// Testing Library Functions
import { expect } from 'chai';

// Objects under test
import Client from '../src/Client';

describe('Client.js', () => {
    describe('constructor', () => {
        it('should return a Client object', () => {
            let client = new Client();

I like to use Mocha and Chai for my tests, so this is written with that combination in mind. Note the global comment on the first line – that prevents Visual Studio Code from putting green squiggles underneath the mocha globals.

Build Modules

I decided some time along the way that I won’t use gulp or grunt unless I have to. In this case, I don’t have to. My toolset includes:

Let’s take a look at my package.json:

    "name": "my-project",
    "version": "0.1.0",
    "description": "A client library written in ES6",
    "main": "dist/Client.js",
    "scripts": {
        "pretest": "eslint src test",
        "test": "mocha",
        "build": "babel src --out-file dist/Client.js --source-maps"
    "keywords": [
    "author": "Adrian Hall <>",
    "license": "MIT",
    "devDependencies": {
        "babel-cli": "^6.3.17",
        "babel-plugin-transform-es2015-modules-umd": "^6.3.13",
        "babel-preset-es2015": "^6.3.13",
        "babel-register": "^6.3.13",
        "chai": "^3.4.1",
        "eslint": "^1.10.3",
        "mocha": "^2.3.4"
    "babel": {
        "presets": [
        "plugins": [

A couple of regions need to be discussed here.

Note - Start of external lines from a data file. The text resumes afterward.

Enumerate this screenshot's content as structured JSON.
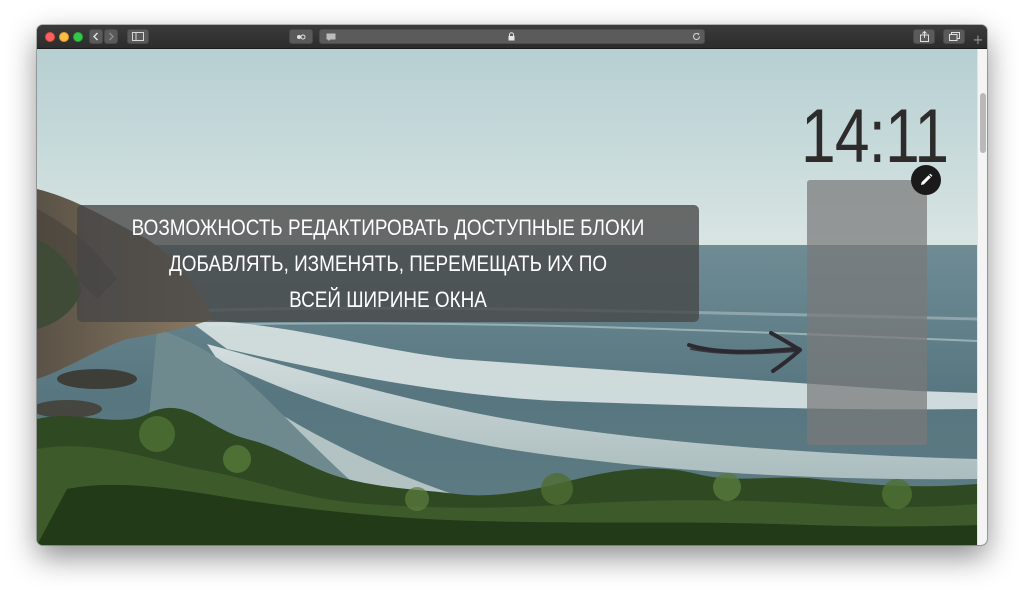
{
  "window": {
    "url_text": "",
    "colors": {
      "close": "#fc605c",
      "minimize": "#fdbc40",
      "zoom": "#34c84a",
      "toolbar": "#343434"
    },
    "icons": [
      "back-chevron-icon",
      "forward-chevron-icon",
      "sidebar-icon",
      "privacy-icon",
      "reader-icon",
      "lock-icon",
      "reload-icon",
      "share-icon",
      "tabs-overview-icon",
      "plus-icon"
    ],
    "new_tab_label": "+"
  },
  "page": {
    "clock_time": "14:11",
    "caption": {
      "line1": "ВОЗМОЖНОСТЬ РЕДАКТИРОВАТЬ ДОСТУПНЫЕ БЛОКИ",
      "line2": "ДОБАВЛЯТЬ, ИЗМЕНЯТЬ, ПЕРЕМЕЩАТЬ ИХ ПО",
      "line3": "ВСЕЙ ШИРИНЕ ОКНА"
    },
    "edit_icon": "pencil-icon",
    "arrow_icon": "hand-drawn-arrow-icon",
    "background": "ocean-coast-photo"
  }
}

Firstly, I’ve got two basic npm commands I can run:

  • npm test will run the tests
  • npm run build will build the client library

I’ve got a bunch of devDependencies to implement this build system. Also note the “babel” section – this is what would normally go in the .babelrc – you can also place it in your package.json file.

The real secret sauce here is the build script. This uses a module transform to create a UMD format library from your ES6 code. You don’t even have to worry about reading that ES5 code – it’s ugly, but it works.

Editor Files

I use Visual Studio Code, so I need a jsconfig.json file in the root of my project:

    "compilerOptions": {
        "target": "ES6"

This tells Visual Studio Code to use ES6 syntax. I’m hopeful the necessity of this will go away soon. I’m hoping that I’m not the only one who is contributing to this repository. Collaboration is great, but you want to set things up so that people coming newly in to the project can get started with your coding style straight away. I include a .editorconfig file as well:

root = true

charset = utf-8
indent_style = space
indent_size = 4
end_of_line = lf
insert_final_newline = true
trim_trailing_whitespace = true

insert_final_newline = false

You can read about editorconfig files on their site. This file is used by a wide variety of editors – if your editor is on the list, you should also install the plugin.

ESLint Configuration

I have a .eslintrc.js file at the root of the project. I’ve got that in a gist since it is so big and I just cut and paste it into the root directory.

Test Configuration

My test directory is different – it expects to operate within mocha, so I need an override to tell eslint that this is all about mocha. Here is the test/.eslintrc file:

module.exports = exports = {
    "env": {
        "es6": true,
        "mocha": true

I also need a mocha.opts file to tell mocha that the tests are written in ES6 format:

--compilers js:babel-register

Wrapping up

You will need a dist directory. I place a file in there that describes the three use cases for the library – CommonJS, AMD and globals. That file is really only there to ensure the dist directory exists when you clone the repository.

I also need to add a at the root of the project. It’s required if I intend to publish the project to the NPM repository. Basic instructions on how to install and use the library is de rigeur, but you can put whatever you want in there in reality.

I have not addressed jsdoc yet – you should be doing it in your source files, and it should be a postbuild step in your package.json file.

You can now run the tests and build through the npm commands and get a library that can be used across the board.